Americans have been smoking fewer cigarettes over the past two decades. Last year, smoking was down 3% over 2004, and tobacco leaf production was 27% lower, the USDA said.
But some of those former smokers have become spitters.
As reported in CSP Daily News, Reynolds American Inc., got into the smokeless market earlier this year by purchasing Conwood, a private company that makes Kodiak snuff and Levi Garrett chewing tobacco. It makes great sense for us, Reynolds American spokesperson Maura Payne said. The U.S. cigarette industry is in decline. That's in part what made us interested in entering another tobacco category.
Reynolds American has also recently started selling a spitless tobacco called Camel Snus in at least two markets. Philip Morris USA has also said it will test a smokeless, spitless tobacco product called Taboka. The two products are similar and come in small pouches, which users put into their cheek but don't spit or chew. Taboka will be sold in 12-pouch containers, which are expected to cost about the same as a pack of cigarettes.
PM USA has said Taboka is designed for adult smokers who are interested in smokeless tobacco alternatives, but not necessarily the chewing, dipping and spitting products now on store shelves.
Farmers significantly cut back growing burley tobacco after Congress passed the $10.1 billion tobacco buyout in 2004, ending the industry's Depression-era production and price controls and replacing them with a free-market system.
Bronson Frick, associate director of Americans for Non-Smokers Rights, said part of the decrease in smokingand increase in chewinghas to do with public smoking bans. More than three dozen communities and states have already passed anti-smoking laws, he said.
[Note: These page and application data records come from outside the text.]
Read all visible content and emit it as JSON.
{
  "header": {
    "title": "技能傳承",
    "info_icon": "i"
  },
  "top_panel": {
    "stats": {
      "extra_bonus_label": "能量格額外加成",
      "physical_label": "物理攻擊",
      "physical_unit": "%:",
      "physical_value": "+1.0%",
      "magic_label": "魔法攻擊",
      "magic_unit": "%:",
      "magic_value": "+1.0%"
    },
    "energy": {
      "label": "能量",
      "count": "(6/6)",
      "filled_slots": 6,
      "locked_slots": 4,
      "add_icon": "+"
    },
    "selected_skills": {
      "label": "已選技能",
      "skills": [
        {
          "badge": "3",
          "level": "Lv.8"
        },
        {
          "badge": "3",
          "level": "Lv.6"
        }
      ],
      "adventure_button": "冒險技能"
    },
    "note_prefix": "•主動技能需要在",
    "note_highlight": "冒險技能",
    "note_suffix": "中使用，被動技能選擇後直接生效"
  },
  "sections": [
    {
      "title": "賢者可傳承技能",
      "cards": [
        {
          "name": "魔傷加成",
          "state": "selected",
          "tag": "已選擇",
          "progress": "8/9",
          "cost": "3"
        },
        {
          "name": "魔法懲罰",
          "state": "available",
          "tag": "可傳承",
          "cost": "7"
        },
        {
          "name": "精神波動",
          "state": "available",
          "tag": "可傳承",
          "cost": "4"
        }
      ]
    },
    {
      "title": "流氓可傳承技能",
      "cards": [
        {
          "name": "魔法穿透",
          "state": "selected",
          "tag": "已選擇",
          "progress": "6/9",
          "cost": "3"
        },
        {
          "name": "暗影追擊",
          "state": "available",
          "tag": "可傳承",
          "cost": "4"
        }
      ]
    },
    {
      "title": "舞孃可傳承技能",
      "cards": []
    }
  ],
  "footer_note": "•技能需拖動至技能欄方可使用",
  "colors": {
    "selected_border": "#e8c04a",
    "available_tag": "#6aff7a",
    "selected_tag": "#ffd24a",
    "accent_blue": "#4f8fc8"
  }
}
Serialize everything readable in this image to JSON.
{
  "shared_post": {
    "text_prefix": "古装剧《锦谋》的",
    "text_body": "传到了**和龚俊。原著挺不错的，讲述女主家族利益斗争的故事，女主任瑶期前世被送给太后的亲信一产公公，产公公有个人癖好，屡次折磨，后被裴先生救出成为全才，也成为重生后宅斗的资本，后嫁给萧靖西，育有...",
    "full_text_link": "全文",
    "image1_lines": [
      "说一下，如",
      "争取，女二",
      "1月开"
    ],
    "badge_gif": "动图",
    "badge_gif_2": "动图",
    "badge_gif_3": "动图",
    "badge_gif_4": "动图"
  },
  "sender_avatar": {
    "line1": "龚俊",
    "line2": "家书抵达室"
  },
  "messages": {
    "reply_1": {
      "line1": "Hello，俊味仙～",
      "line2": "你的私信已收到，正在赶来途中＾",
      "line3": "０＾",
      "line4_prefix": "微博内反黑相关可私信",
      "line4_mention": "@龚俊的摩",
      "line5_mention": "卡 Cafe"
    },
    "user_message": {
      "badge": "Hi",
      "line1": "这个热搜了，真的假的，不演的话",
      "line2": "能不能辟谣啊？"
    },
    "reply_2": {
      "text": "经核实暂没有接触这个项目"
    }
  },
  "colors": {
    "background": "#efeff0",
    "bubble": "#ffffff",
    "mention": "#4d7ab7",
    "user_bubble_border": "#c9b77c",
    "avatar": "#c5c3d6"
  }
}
And in related news, R.J. Reynolds is expected to invest millions in Arizona to defeat a statewide smoking ban on the November ballot and support a compromise measure that would strike down more restrictive local ordinances. The maker of Camel, Kool and other cigarette brands said it would spend $40 million on campaigns in Arizona, Missouri, California and Ohio, reported The Arizona Republic.
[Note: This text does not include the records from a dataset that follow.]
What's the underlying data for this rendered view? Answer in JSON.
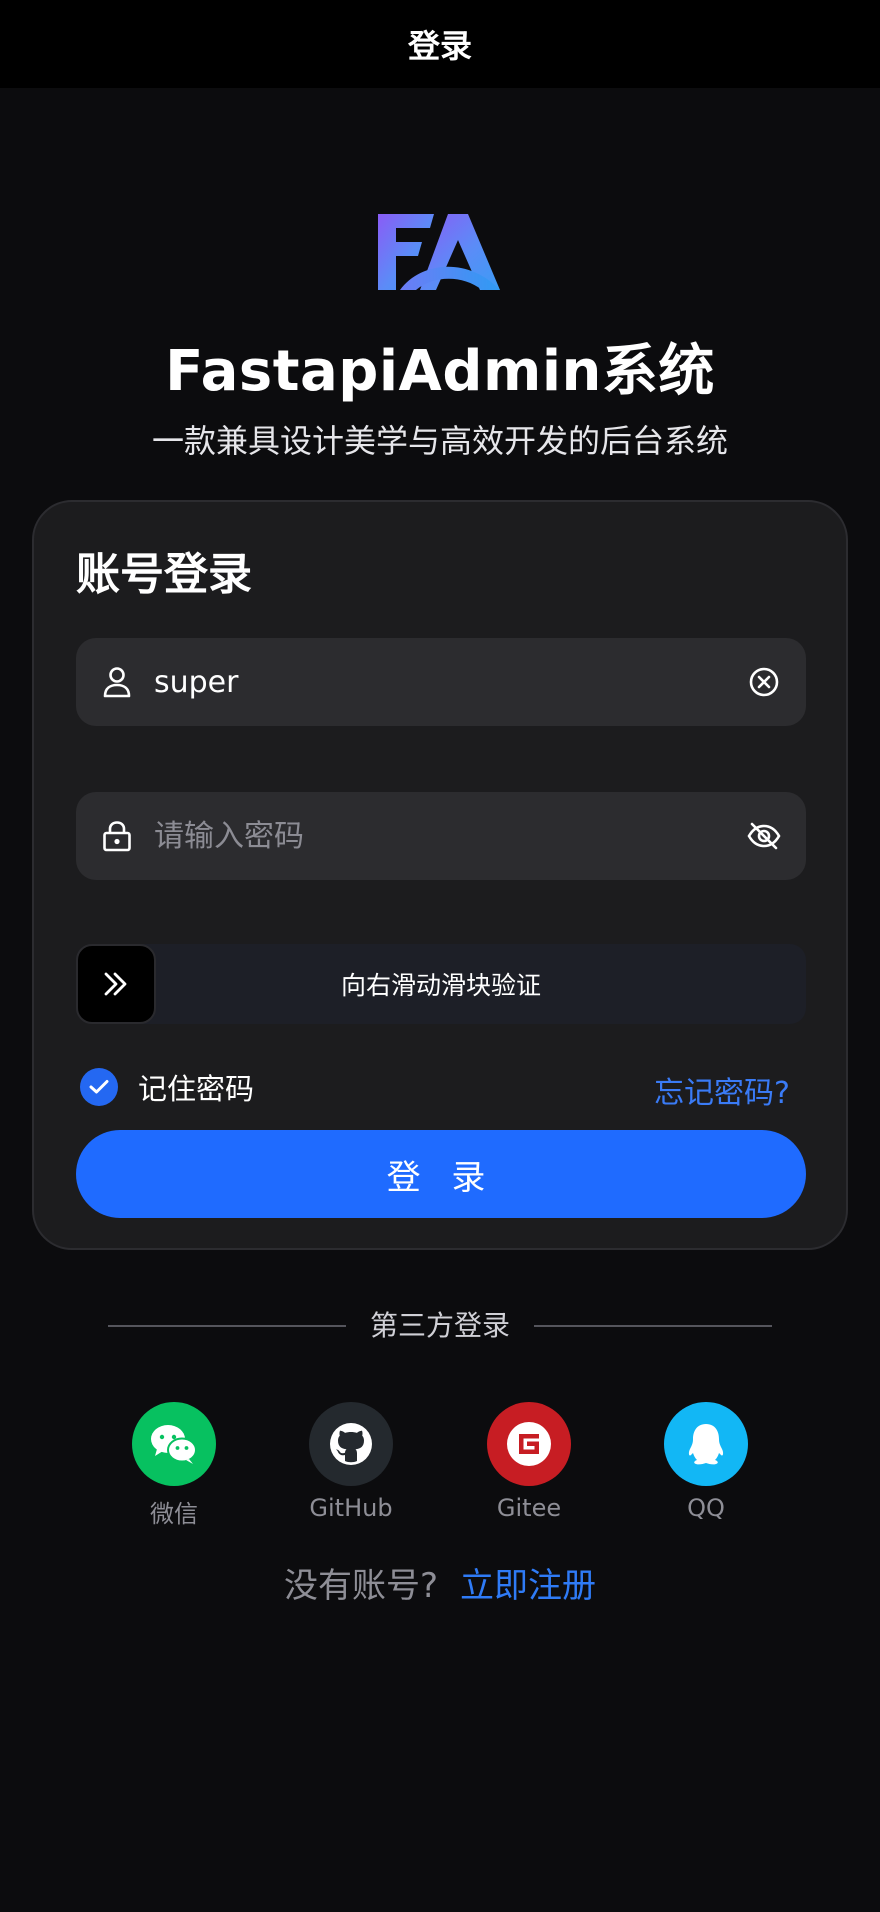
{
  "navbar": {
    "title": "登录"
  },
  "app": {
    "title": "FastapiAdmin系统",
    "subtitle": "一款兼具设计美学与高效开发的后台系统"
  },
  "login_card": {
    "title": "账号登录",
    "username": {
      "value": "super",
      "icon": "user-icon",
      "action_icon": "clear-icon"
    },
    "password": {
      "value": "",
      "placeholder": "请输入密码",
      "icon": "lock-icon",
      "action_icon": "eye-off-icon"
    },
    "slider": {
      "text": "向右滑动滑块验证",
      "icon": "double-chevron-right-icon"
    },
    "remember": {
      "label": "记住密码",
      "checked": true
    },
    "forgot_link": "忘记密码?",
    "login_button": "登 录"
  },
  "third_party": {
    "label": "第三方登录",
    "providers": [
      {
        "name": "微信",
        "icon": "wechat-icon",
        "color": "#07c160"
      },
      {
        "name": "GitHub",
        "icon": "github-icon",
        "color": "#24292e"
      },
      {
        "name": "Gitee",
        "icon": "gitee-icon",
        "color": "#c71d23"
      },
      {
        "name": "QQ",
        "icon": "qq-icon",
        "color": "#12b7f5"
      }
    ]
  },
  "register": {
    "question": "没有账号?",
    "link": "立即注册"
  },
  "colors": {
    "background": "#0c0c0e",
    "card": "#1c1c1e",
    "accent": "#1f6bff",
    "link": "#3a7bf6"
  }
}
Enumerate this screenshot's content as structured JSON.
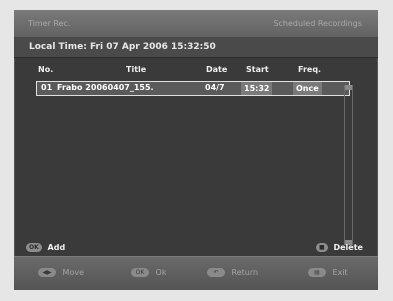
{
  "header": {
    "title": "Timer Rec.",
    "subtitle": "Scheduled Recordings",
    "local_time": "Local Time: Fri 07 Apr 2006 15:32:50"
  },
  "table": {
    "columns": [
      "No.",
      "Title",
      "Date",
      "Start",
      "Freq."
    ],
    "rows": [
      {
        "no": "01",
        "title": "Frabo 20060407_155.",
        "date": "04/7",
        "start": "15:32",
        "freq": "Once"
      }
    ]
  },
  "actions": {
    "add": "Add",
    "delete": "Delete",
    "add_key": "OK",
    "delete_key": "■"
  },
  "footer": {
    "move": "Move",
    "ok": "Ok",
    "return": "Return",
    "exit": "Exit",
    "move_icon": "◀▶",
    "ok_icon": "OK",
    "return_icon": "↶",
    "exit_icon": "▤"
  }
}
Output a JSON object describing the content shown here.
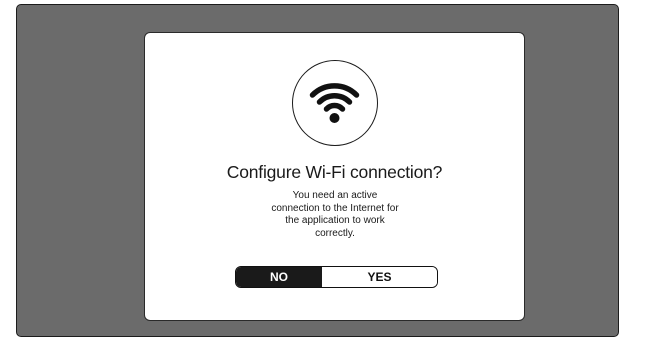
{
  "dialog": {
    "icon": "wifi-icon",
    "title": "Configure Wi-Fi connection?",
    "message_lines": [
      "You need an active",
      "connection to the Internet for",
      "the application to work",
      "correctly."
    ],
    "no_label": "NO",
    "yes_label": "YES",
    "selected_option": "NO"
  },
  "colors": {
    "backdrop": "#6b6b6b",
    "dialog_bg": "#ffffff",
    "selected_bg": "#1a1a1a",
    "text": "#1a1a1a"
  }
}
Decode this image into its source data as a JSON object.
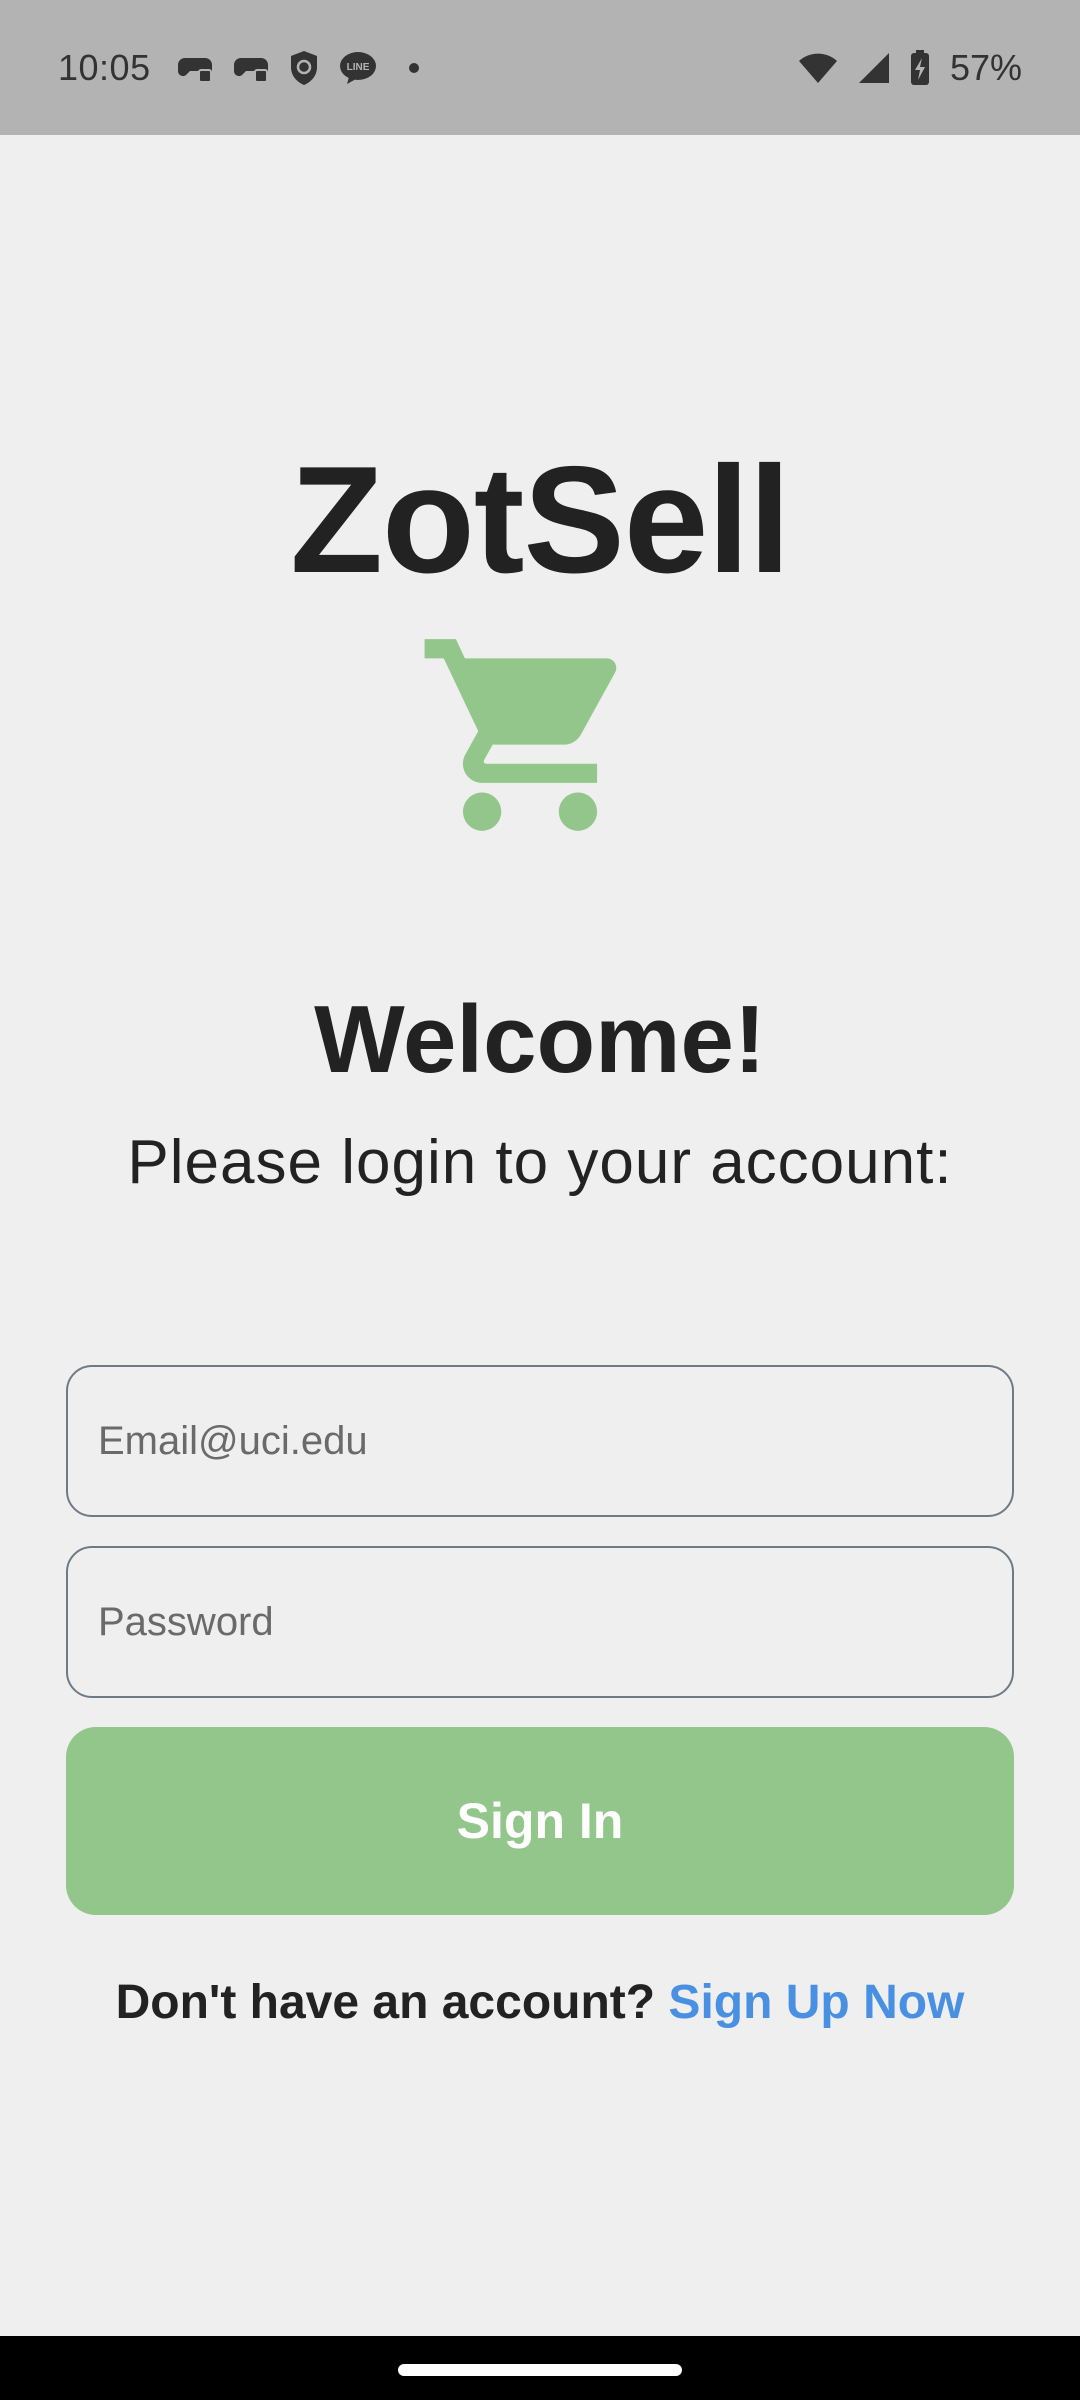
{
  "status_bar": {
    "time": "10:05",
    "battery": "57%",
    "notification_icons": [
      "game-controller-icon",
      "game-controller-icon",
      "shield-icon",
      "line-chat-icon"
    ]
  },
  "app": {
    "title": "ZotSell",
    "logo_icon": "shopping-cart-icon",
    "accent_color": "#93c68a",
    "link_color": "#4a90e2"
  },
  "login": {
    "welcome": "Welcome!",
    "subtitle": "Please login to your account:",
    "email_placeholder": "Email@uci.edu",
    "password_placeholder": "Password",
    "signin_label": "Sign In",
    "signup_prompt": "Don't have an account? ",
    "signup_link": "Sign Up Now"
  }
}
The Smoke-Free Arizona initiative would ban smoking in most enclosed public places except outdoor patios, designated hotel rooms, fraternal clubs when not open to the public and tobacco shops with separate ventilation. There would be no exception for bars.
That initiative also would create a two-cents-per-pack tobacco tax to fund enforcement of the restrictions.
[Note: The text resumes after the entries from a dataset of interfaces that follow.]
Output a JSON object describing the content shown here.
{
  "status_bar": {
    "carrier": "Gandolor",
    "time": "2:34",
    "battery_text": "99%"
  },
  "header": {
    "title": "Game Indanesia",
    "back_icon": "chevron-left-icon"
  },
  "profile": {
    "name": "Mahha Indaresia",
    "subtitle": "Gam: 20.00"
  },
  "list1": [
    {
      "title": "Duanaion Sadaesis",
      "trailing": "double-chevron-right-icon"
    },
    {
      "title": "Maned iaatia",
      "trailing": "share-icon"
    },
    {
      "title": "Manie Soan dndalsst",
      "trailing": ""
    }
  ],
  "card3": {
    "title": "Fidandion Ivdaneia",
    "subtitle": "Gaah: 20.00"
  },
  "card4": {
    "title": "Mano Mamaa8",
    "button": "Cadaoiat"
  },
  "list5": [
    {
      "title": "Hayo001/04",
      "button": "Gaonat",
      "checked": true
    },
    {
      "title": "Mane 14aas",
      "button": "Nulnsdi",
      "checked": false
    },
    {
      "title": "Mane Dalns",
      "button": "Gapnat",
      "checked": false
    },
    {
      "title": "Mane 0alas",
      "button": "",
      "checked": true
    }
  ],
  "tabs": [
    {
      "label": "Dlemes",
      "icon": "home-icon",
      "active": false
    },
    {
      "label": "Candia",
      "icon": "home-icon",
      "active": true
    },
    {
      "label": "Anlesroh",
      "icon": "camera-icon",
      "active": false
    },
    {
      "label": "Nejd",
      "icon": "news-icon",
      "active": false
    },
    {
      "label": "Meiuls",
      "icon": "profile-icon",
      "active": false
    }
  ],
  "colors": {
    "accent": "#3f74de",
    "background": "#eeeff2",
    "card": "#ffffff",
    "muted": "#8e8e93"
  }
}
The tobacco-backed measure does not include any funding for enforcement, said the report. And while creating a statewide ordinance, it would strip local governments of their ability to pass all-out bans, as Tempe, Ariz., voters did in 2002.
R.J. Reynolds' investment in Arizona is similar to its efforts in Ohio, the newspaper said, where the company is backing a campaign called Smoke Less Ohio to compete with a more restrictive smoking ban. In California and Missouri, the company is targeting ballot proposals to raise tobacco taxes. California voters will weigh whether to boost taxes of cigarettes and other tobacco products by $2.60, to $3.47 per pack, to fund health care programs and other projects. In Missouri, voters will be asked to raise cigarette taxes to 97 cents per pack from 17 cents and increase taxes on other tobacco products by 20%.
In addition to the competing smoking restriction initiatives, Arizona voters in November will also be asked to vote on a significant increase in tobacco taxes to fund early childhood programs. The First Things First initiative, the brainchild of the Basha grocery store family, would boost taxes on cigarettes 80 cents, to $1.98 per pack. That's just as large as the tobacco tax being considered in Missouri.